“I took a month long trip to Mexico over the summer to visit family, and being able to speak Spanish helped me to communicate while there,” Frome said.
While speaking Spanish has been beneficial to students while abroad, one doesn’t need to drive very far to put their language skills into practice.
According to the latest census data, 22.4 percent of the Dallas-Fort Worth metroplex population are native Spanish speakers who speak primarily Spanish, and whose knowledge of the English language ranges from none whatsoever to being fluent.
Beyond practical uses, the ability to speak a foreign language can, according to studies, boost overall brain functioning and critical thinking skills.
- Bilingual students tended to outperform their monolingual peers on standardized tests, particularly in the areas of reading, math, and vocabulary.
- Speaking a second language makes students more effective communicators, improves their ability to communicate in their native language, and makes them more sensitive to the discrete sounds and nuances of languages.
- According to Spain’s University of Pompeu Fabra, bilinguals have better working memories and are better at observing their surroundings than their monolingual peers.
- The mean age of Alzheimer’s onset for monolingual adults was 71.4 years, while the mean age of onset for bilingual adults was 75.5 years, indicating that the ability to speak a foreign language may help to prevent and minimize the effect of debilitating neurodegenerative diseases.

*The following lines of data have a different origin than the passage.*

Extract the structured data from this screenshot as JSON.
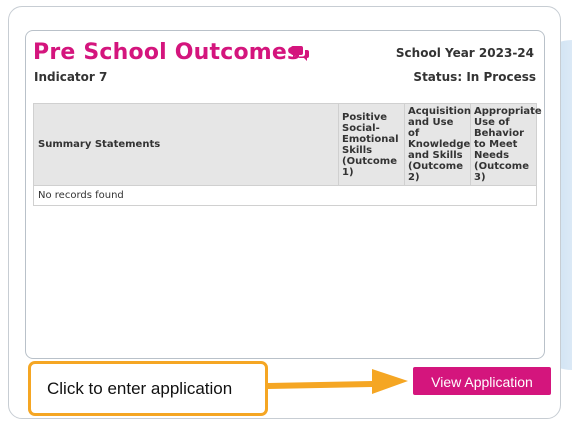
{
  "header": {
    "title": "Pre School Outcomes",
    "indicator": "Indicator 7",
    "school_year_label": "School Year",
    "school_year_value": "2023-24",
    "status_label": "Status:",
    "status_value": "In Process"
  },
  "table": {
    "columns": [
      "Summary Statements",
      "Positive Social-Emotional Skills (Outcome 1)",
      "Acquisition and Use of Knowledge and Skills (Outcome 2)",
      "Appropriate Use of Behavior to Meet Needs (Outcome 3)"
    ],
    "empty_message": "No records found"
  },
  "callout": {
    "text": "Click to enter application"
  },
  "actions": {
    "view_label": "View Application"
  },
  "colors": {
    "brand": "#d4157d",
    "callout_border": "#f5a623"
  },
  "icons": {
    "comments": "comments-icon",
    "arrow": "arrow-right-icon"
  }
}
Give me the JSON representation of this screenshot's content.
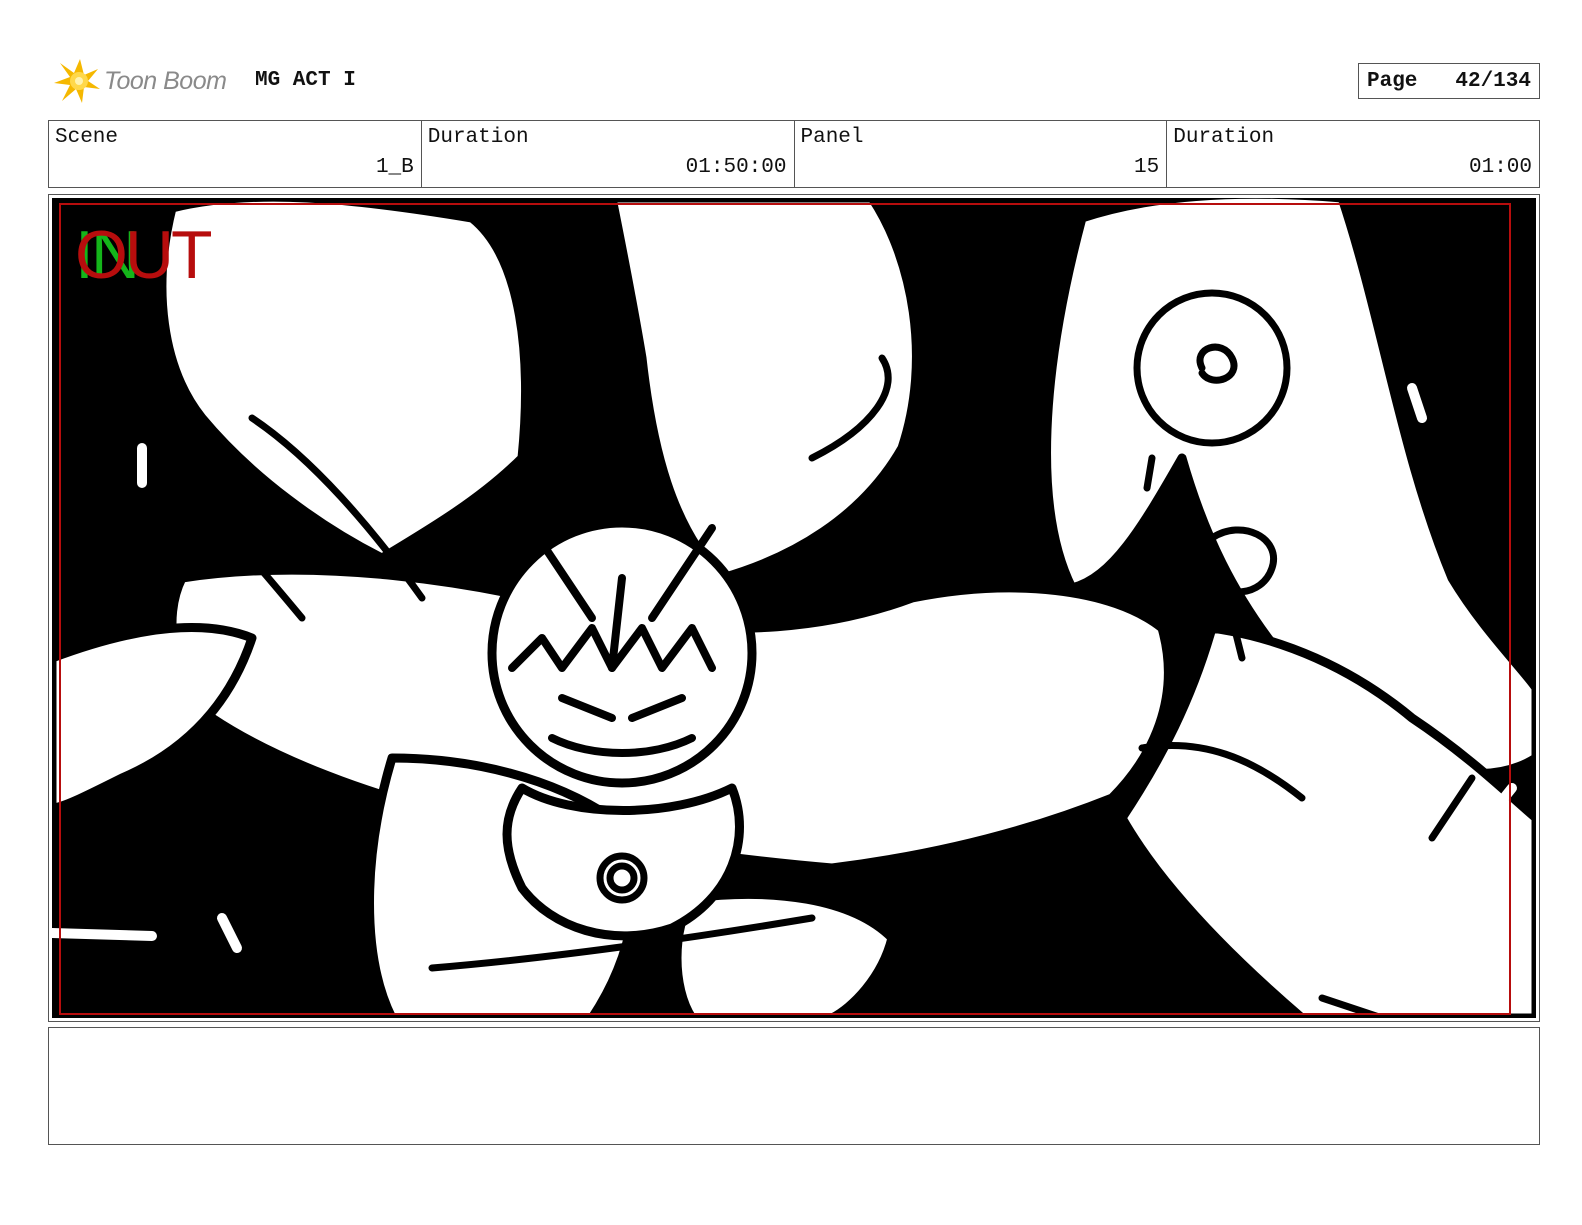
{
  "header": {
    "logo_text": "Toon Boom",
    "project_title": "MG ACT I",
    "page_label": "Page",
    "page_number": "42/134"
  },
  "info": {
    "scene_label": "Scene",
    "scene_value": "1_B",
    "scene_duration_label": "Duration",
    "scene_duration_value": "01:50:00",
    "panel_label": "Panel",
    "panel_value": "15",
    "panel_duration_label": "Duration",
    "panel_duration_value": "01:00"
  },
  "panel": {
    "overlay_in": "IN",
    "overlay_out": "OUT",
    "in_color": "#14b51a",
    "out_color": "#b70d0d",
    "safe_frame_color": "#b70d0d"
  },
  "notes": {
    "text": ""
  }
}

However, for some students, the decision to study Spanish, or any foreign language, is not a decision based on practicality, rather, it comes from passion, motivation, and pure fascination with the idea of learning about a new language and culture.
“I’ve loved Spanish ever since elementary school when my mother befriended a Mexican woman who was fluent,” Rice said. “There was never any question about whether I would continue studying it.”
The world is no longer a confined place anymore.”
— spanish teacher Marilyne Gengoux
With international travel and business having increased in recent years, the number of American passport holders has reached an all-time-high with nearly 110 million people, approximately one-third of the population, own a passport and have traveled beyond U.S. borders.
“People are traveling more frequently, and people’s jobs are leading them to meet and work with people from different countries,” Gengoux said. “The world is no longer a confined place anymore.”